Who is the number 1 sumo wrestler?

Most top division wins

Name Wins
1 Hakuhō 1093
2 Kaiō 879
3 Chiyonofuji 807
4 Kitanoumi 804

Who is the oldest active sumo wrestler?

Though Hanakaze has never reached the top, salaried ranks, he has a number of notable longevity records.
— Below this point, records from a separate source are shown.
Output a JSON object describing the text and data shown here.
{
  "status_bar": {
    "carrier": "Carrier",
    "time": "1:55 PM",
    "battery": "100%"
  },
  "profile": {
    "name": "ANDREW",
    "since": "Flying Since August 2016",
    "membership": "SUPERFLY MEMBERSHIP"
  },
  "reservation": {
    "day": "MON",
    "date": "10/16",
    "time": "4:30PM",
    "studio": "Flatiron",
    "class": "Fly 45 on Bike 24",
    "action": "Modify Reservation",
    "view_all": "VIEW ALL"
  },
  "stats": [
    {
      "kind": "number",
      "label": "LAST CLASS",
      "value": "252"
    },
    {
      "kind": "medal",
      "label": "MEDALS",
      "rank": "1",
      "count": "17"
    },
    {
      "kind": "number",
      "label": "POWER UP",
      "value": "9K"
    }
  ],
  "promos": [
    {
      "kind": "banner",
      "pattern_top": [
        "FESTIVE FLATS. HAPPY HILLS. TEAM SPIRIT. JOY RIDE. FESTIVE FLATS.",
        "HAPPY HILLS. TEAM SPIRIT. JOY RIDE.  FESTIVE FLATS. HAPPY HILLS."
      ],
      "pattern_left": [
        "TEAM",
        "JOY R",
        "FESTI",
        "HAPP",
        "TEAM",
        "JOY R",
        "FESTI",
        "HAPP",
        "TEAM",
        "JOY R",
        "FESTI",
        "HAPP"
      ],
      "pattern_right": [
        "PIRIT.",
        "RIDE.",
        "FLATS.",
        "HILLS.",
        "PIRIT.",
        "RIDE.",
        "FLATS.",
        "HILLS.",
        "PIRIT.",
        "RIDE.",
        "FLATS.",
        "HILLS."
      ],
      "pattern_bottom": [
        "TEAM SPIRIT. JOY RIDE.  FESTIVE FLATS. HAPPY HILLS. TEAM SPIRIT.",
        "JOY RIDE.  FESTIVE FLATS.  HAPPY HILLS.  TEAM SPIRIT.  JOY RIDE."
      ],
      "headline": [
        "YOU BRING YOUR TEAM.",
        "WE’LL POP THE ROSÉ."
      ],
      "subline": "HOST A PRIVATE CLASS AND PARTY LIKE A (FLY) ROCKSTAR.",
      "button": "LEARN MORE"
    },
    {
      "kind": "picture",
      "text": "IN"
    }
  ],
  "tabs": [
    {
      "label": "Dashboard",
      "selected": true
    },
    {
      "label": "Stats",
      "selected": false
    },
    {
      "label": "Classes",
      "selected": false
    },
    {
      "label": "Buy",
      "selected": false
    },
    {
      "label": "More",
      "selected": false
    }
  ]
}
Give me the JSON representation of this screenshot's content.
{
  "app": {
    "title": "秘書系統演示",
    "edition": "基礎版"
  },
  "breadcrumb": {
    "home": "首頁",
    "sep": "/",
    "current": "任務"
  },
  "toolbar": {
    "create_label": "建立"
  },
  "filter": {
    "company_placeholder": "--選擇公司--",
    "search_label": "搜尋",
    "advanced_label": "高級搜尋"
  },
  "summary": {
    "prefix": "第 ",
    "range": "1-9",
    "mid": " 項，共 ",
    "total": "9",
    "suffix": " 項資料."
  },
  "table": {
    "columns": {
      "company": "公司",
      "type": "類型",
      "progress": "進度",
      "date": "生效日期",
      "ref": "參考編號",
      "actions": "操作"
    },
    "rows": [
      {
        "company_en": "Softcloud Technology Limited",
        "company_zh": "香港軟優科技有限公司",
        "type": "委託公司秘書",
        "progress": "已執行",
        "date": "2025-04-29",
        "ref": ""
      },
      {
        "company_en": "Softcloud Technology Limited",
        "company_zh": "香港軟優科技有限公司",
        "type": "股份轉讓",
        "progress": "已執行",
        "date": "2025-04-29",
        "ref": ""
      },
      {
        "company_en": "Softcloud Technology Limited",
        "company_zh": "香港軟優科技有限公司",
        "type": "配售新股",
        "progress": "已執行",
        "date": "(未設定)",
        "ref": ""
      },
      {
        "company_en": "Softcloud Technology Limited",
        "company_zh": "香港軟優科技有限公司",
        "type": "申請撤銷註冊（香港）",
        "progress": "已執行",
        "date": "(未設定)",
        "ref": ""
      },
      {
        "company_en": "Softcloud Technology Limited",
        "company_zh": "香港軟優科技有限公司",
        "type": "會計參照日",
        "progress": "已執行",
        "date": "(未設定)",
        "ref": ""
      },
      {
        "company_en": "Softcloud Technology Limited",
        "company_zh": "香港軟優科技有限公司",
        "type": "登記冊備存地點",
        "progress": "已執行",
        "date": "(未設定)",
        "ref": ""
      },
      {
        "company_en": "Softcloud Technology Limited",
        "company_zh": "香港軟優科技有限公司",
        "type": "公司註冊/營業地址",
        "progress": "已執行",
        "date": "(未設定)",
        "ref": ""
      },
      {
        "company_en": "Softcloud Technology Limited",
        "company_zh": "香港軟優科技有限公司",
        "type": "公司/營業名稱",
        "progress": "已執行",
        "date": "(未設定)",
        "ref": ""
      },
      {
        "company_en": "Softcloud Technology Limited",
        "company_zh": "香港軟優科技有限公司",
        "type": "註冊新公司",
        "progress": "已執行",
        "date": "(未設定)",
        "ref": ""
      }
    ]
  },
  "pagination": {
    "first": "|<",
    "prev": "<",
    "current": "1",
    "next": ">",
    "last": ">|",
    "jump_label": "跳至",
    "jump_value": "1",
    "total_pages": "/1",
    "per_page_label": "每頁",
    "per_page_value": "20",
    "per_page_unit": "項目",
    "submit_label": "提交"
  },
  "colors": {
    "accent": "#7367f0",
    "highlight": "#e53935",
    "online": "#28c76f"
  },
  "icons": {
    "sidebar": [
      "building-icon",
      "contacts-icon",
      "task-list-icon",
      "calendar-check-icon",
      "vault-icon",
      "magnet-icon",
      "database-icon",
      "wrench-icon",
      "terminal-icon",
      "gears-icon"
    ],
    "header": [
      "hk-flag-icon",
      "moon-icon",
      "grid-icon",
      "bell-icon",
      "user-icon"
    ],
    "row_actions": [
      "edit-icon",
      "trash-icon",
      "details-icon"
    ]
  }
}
Upon the retirement of Tochitenkō in May 2011 he became the oldest active wrestler in sumo, and also simultaneously tied with Hokutōryū for longest active career as they both joined sumo in March 1986.

When did Akebono become a professional sumo wrestler?

Akebono became a Japanese citizen in 1996, and after retiring in 2001 he worked as a coach at Azumazeki stable before leaving the Sumo Association in 2003. After an unsuccessful period as a K-1 fighter, he is now a professional wrestler.

Who is the most famous sumo wrestler in the world?

Akebono Tarō (曙 太郎, Akebono Tarō, born Chadwick Haheo Rowan; 8 May 1969) is an American-born Japanese professional wrestler and former sumo wrestler from Waimānalo, Hawaii.

How tall was Akebono and how much did he weigh?

Akebono was one of the tallest sumo wrestlers ever, at 203 cm (6 ft 8 in) tall, and also one of the heaviest with a peak weight of 233 kg (514 lb) in March 1999.

When did Akebono Taro have his injury free year?

However, after receiving the personal backing of the Chairman of the Japan Sumo Association, he scored a respectable 11–4 record in his comeback tournament in May 1999. In 2000 he enjoyed his first completely injury-free year since 1993 and won two tournaments, finishing as runner-up in three others.